Link Posted: 9/8/2010 6:20:33 AM EDT
Need to be around regular live band volume ....... or somewhat close .
You think my best bet would be just 1 powered speaker , connected to my PC ???


The answer to this question is a resounding yes. If you want to play tracks at live band volume, if you want to play your instrument at high levels as if it were a gig or rehearsal, buy a piece of equipment designed for live music applications.

You've said nothing about mixing or mastering music. Don't buy low-end studio monitor speakers for playback alongside live instruments. Imagine a singer trying to use a pair of near-fields as a stage monitor in a live setting.

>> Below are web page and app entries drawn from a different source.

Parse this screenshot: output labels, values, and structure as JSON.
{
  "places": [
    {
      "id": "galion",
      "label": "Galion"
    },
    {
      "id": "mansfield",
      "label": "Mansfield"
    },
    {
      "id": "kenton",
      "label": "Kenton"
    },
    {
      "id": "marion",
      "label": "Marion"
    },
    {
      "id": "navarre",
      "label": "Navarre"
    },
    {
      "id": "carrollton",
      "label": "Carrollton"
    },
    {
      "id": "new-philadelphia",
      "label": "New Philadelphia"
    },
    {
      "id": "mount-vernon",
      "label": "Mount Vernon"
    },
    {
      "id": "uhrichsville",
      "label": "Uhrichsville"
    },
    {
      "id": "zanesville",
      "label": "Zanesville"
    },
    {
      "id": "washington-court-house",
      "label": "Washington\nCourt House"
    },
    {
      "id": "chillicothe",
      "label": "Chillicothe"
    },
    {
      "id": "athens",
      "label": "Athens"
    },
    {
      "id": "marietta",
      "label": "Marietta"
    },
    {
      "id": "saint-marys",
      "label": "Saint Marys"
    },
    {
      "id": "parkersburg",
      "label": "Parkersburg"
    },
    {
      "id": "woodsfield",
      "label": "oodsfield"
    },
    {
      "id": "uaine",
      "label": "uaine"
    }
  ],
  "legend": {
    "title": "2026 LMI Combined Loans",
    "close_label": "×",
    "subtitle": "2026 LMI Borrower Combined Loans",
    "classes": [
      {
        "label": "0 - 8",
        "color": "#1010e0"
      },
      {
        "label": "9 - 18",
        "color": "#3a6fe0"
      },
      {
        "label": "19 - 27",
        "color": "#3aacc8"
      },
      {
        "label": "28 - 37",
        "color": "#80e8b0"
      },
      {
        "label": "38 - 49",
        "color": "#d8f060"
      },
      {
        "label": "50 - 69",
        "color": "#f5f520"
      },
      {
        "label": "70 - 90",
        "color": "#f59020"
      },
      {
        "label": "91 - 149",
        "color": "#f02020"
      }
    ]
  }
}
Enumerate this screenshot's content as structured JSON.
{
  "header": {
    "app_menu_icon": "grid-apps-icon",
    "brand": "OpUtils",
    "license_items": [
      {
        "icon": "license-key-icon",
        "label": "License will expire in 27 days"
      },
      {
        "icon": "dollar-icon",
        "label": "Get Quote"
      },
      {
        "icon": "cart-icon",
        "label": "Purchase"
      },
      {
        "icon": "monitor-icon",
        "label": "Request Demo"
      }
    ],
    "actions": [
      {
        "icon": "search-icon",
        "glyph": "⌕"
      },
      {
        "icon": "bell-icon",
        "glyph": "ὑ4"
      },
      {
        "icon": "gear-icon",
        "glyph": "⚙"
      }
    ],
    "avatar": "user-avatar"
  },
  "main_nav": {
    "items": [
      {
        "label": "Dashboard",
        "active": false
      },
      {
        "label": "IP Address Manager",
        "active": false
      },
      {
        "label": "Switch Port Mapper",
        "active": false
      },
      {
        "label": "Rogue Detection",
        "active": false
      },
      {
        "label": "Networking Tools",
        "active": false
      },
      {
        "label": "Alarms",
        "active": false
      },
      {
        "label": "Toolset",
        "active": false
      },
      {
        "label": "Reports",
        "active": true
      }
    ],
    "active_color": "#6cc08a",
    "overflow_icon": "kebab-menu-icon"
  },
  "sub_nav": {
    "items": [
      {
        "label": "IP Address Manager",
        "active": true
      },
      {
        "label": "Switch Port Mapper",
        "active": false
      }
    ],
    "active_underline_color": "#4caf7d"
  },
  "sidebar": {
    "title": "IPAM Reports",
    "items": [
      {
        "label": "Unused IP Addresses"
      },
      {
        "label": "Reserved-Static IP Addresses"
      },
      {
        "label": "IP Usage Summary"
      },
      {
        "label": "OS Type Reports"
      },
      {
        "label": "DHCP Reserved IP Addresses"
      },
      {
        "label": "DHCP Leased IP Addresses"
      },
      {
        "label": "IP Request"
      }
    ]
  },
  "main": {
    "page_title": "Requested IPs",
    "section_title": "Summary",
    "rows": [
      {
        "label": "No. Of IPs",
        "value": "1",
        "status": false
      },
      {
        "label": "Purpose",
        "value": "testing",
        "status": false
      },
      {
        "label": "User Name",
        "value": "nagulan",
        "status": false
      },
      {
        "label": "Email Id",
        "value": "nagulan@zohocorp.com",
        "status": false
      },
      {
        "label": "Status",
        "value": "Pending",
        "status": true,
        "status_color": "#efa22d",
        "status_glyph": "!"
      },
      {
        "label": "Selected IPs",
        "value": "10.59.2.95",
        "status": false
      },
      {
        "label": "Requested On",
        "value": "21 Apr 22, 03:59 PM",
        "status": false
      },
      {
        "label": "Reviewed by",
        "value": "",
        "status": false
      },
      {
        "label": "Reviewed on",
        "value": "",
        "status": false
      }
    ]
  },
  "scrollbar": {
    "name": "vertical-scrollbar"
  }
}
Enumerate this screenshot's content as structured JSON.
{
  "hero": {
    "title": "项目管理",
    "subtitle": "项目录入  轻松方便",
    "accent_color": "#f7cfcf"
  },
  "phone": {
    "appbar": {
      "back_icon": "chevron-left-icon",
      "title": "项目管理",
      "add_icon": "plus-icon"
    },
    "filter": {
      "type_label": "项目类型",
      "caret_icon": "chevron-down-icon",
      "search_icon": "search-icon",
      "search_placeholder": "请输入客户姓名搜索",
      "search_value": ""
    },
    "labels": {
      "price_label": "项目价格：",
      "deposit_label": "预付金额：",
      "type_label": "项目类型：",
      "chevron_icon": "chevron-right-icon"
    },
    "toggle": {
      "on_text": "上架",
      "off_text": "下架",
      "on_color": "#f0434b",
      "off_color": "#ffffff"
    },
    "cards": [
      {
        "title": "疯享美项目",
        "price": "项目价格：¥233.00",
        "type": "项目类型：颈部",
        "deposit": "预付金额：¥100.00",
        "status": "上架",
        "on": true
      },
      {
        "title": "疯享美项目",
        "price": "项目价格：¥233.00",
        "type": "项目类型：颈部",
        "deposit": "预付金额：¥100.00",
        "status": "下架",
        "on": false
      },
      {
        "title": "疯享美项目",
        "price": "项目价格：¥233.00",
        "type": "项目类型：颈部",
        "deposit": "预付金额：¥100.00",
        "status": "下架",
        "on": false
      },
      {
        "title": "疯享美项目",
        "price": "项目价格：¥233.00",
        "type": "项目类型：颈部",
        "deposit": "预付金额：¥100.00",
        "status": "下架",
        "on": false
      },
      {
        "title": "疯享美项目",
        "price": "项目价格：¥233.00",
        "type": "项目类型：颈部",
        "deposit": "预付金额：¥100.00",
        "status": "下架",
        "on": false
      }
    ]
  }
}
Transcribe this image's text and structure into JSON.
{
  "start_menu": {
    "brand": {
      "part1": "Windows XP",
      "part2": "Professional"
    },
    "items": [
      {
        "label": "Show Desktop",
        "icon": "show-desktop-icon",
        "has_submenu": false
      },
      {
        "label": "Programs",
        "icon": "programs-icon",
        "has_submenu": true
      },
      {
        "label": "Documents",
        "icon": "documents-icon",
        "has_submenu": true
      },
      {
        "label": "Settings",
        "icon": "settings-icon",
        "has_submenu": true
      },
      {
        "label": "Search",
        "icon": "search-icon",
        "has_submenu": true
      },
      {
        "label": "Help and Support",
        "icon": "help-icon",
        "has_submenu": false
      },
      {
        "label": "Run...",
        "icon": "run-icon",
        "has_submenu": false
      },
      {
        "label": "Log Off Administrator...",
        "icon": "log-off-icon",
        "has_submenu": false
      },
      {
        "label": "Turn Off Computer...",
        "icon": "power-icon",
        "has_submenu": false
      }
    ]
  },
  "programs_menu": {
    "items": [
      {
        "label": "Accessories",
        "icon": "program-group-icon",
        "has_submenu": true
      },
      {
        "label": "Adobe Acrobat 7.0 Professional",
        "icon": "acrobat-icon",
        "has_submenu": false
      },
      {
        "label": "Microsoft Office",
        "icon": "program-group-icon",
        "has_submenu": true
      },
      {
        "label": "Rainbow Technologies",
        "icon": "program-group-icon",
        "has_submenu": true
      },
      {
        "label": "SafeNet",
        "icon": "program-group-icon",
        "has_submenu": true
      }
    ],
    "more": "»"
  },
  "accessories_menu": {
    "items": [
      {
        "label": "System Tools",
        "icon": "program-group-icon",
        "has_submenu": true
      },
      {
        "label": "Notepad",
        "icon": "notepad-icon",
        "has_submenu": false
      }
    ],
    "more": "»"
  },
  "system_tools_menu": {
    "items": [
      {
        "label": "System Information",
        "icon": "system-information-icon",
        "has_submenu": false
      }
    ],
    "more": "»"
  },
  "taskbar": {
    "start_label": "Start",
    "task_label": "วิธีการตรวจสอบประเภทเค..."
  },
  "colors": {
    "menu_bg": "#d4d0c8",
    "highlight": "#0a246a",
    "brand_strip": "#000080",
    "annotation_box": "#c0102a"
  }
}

PA speaker cabinets are designed to produce intelligible music in loud, noisy environments. Near-field studio monitors are designed for fine tuning a mix in a quiet control room. If PA cabinets are apples and studio monitors are oranges, you want apples in this situation, trust me.

I'm not just spouting theory, here. I recently set up a jbl EON (powered PA cabinet) in front of my drum kit and jammed along with Soundgarden's Superunknown. The cabinet produced clear, punchy, loud music that I could easily play along with. Can one really argue that I would've been better off with a home stereo or studio monitors, when there I sit behind my drums at full tilt boogie?





Link Posted: 9/8/2010 3:42:09 PM EDT
[Last Edit: 9/8/2010 3:42:39 PM EDT by Restless]
Get one Behringer powered speaker (less than $200), plug it into a wall outlet, point it at your melon and GO!!!


Thanks a lot for the advice , I just want to satisfy my jones until i find some guys to play with again .

I think I will go this route .
Anyone have any suggestions on a tested and proven powered Ill be checking back , untill then I will be searching for Behringer .

Thanks again for your time guys .
Top Top